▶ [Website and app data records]

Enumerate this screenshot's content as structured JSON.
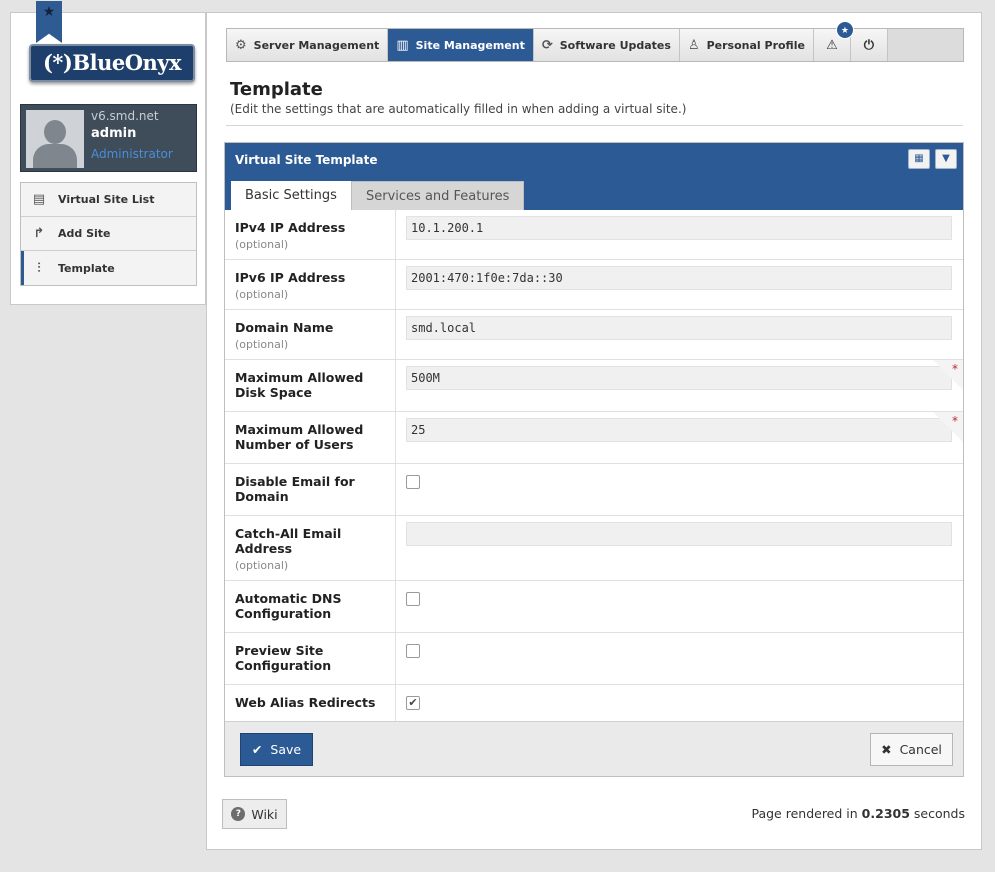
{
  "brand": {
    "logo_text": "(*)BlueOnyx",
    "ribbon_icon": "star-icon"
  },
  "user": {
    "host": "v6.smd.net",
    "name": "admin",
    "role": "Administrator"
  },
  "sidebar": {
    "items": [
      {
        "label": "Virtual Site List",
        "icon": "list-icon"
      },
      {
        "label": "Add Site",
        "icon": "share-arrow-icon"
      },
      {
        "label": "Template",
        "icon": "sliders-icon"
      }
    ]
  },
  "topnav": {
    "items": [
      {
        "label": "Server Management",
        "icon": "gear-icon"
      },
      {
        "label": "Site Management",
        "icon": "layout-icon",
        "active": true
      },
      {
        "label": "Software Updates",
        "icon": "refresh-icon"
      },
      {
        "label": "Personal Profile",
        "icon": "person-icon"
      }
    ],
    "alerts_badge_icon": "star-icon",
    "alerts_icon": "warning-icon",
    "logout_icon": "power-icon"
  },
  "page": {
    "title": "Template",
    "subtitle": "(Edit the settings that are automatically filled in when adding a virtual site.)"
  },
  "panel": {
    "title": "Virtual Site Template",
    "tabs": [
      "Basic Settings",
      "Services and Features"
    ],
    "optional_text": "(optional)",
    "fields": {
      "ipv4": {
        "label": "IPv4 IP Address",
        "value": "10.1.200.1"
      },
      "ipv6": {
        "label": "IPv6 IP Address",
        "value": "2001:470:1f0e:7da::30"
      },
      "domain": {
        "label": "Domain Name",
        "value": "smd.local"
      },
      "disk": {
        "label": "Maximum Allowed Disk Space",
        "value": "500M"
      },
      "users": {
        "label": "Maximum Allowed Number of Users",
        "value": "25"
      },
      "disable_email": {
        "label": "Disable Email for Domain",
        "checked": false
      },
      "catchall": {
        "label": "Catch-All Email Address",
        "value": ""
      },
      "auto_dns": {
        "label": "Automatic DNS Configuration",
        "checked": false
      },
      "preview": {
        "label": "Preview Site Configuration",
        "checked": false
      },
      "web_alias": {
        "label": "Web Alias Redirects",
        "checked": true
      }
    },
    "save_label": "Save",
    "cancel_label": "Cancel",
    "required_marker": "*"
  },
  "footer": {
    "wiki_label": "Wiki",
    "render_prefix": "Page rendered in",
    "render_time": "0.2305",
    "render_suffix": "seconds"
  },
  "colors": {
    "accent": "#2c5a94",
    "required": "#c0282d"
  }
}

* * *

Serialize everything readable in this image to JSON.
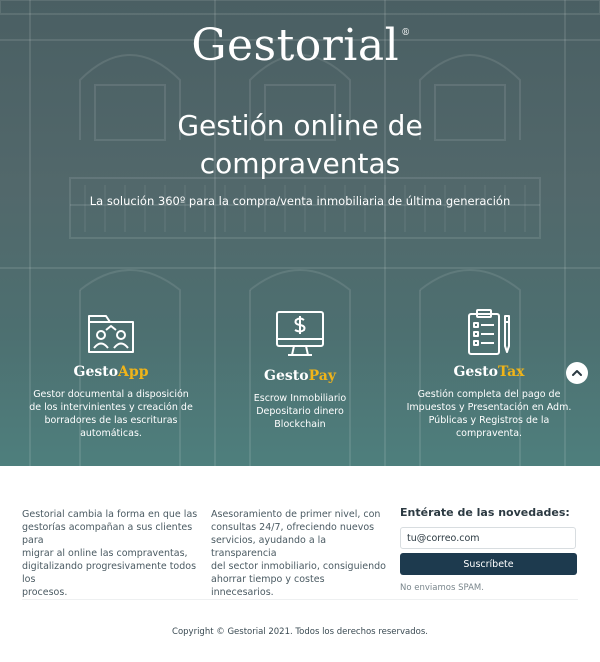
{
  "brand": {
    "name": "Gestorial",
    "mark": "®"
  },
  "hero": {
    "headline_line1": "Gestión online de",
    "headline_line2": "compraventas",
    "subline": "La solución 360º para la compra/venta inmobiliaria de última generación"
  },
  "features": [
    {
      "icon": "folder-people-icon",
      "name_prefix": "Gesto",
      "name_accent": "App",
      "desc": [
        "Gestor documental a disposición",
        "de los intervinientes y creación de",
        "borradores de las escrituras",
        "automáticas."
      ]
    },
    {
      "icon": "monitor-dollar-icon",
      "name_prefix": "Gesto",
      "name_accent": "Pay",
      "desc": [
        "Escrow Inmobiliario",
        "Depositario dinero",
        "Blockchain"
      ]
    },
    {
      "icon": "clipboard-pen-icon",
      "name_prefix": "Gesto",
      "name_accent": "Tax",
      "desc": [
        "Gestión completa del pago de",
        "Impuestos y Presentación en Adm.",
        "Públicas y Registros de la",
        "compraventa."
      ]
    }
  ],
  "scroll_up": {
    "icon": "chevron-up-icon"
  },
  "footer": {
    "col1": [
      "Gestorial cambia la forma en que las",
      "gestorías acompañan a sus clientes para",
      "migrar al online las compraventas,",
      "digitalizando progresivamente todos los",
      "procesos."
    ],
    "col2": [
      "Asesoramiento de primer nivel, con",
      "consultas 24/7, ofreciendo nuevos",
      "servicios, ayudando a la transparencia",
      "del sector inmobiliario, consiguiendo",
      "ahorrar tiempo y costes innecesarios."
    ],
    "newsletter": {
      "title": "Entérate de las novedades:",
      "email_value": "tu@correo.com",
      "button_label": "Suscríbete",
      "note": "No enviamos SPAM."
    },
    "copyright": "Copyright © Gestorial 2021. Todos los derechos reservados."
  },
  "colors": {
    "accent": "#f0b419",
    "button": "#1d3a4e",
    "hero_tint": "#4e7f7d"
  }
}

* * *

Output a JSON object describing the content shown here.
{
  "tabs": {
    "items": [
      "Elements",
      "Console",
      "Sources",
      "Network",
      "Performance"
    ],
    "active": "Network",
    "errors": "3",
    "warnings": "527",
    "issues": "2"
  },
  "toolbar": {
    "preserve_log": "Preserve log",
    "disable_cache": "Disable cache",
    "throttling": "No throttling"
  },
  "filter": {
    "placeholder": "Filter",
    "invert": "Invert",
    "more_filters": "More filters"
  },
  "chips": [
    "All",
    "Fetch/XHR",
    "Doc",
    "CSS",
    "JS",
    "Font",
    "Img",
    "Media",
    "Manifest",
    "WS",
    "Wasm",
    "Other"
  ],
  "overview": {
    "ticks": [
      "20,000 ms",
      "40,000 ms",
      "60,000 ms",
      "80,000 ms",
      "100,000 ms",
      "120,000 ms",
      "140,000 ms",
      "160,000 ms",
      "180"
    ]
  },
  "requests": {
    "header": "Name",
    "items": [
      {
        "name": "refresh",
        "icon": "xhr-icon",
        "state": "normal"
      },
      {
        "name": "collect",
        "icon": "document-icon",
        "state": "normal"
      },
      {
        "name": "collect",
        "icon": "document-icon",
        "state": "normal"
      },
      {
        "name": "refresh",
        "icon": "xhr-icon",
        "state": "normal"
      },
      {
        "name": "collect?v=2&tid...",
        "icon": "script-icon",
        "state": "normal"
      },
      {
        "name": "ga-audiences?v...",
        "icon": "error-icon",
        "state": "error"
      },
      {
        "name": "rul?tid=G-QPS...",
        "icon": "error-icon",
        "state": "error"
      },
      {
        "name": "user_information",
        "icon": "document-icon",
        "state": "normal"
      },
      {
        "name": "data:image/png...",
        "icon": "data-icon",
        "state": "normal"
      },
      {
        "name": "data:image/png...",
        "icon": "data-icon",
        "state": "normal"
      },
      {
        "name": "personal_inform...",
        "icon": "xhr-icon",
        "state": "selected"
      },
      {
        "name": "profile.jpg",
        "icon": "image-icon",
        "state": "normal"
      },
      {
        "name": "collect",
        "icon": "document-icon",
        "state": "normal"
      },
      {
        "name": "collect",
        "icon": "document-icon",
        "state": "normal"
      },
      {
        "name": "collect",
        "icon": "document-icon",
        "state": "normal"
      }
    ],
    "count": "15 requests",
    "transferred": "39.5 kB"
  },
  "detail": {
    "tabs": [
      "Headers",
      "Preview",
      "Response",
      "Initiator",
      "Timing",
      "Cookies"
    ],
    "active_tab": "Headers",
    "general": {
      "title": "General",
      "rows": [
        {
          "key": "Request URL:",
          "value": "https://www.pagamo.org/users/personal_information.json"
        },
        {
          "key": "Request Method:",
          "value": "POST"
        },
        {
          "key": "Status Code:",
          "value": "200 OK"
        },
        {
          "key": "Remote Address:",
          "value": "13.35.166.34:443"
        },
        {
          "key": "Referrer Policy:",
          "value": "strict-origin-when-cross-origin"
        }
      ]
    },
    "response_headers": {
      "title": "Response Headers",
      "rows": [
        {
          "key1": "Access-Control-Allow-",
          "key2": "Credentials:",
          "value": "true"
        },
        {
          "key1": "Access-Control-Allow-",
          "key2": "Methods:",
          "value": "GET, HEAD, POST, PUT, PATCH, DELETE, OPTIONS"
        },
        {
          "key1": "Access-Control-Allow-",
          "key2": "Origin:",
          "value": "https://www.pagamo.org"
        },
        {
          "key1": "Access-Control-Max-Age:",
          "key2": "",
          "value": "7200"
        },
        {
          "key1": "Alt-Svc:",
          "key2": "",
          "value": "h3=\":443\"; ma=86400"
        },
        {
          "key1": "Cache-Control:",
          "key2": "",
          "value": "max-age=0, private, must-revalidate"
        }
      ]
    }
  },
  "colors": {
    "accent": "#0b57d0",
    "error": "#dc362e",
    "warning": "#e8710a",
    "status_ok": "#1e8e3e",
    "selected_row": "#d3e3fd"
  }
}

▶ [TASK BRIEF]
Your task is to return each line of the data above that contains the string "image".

▶ [WRITTEN ANSWER]
Serialize everything readable in this image to JSON.
        "name": "data:image/png...",
        "name": "data:image/png...",
        "icon": "image-icon",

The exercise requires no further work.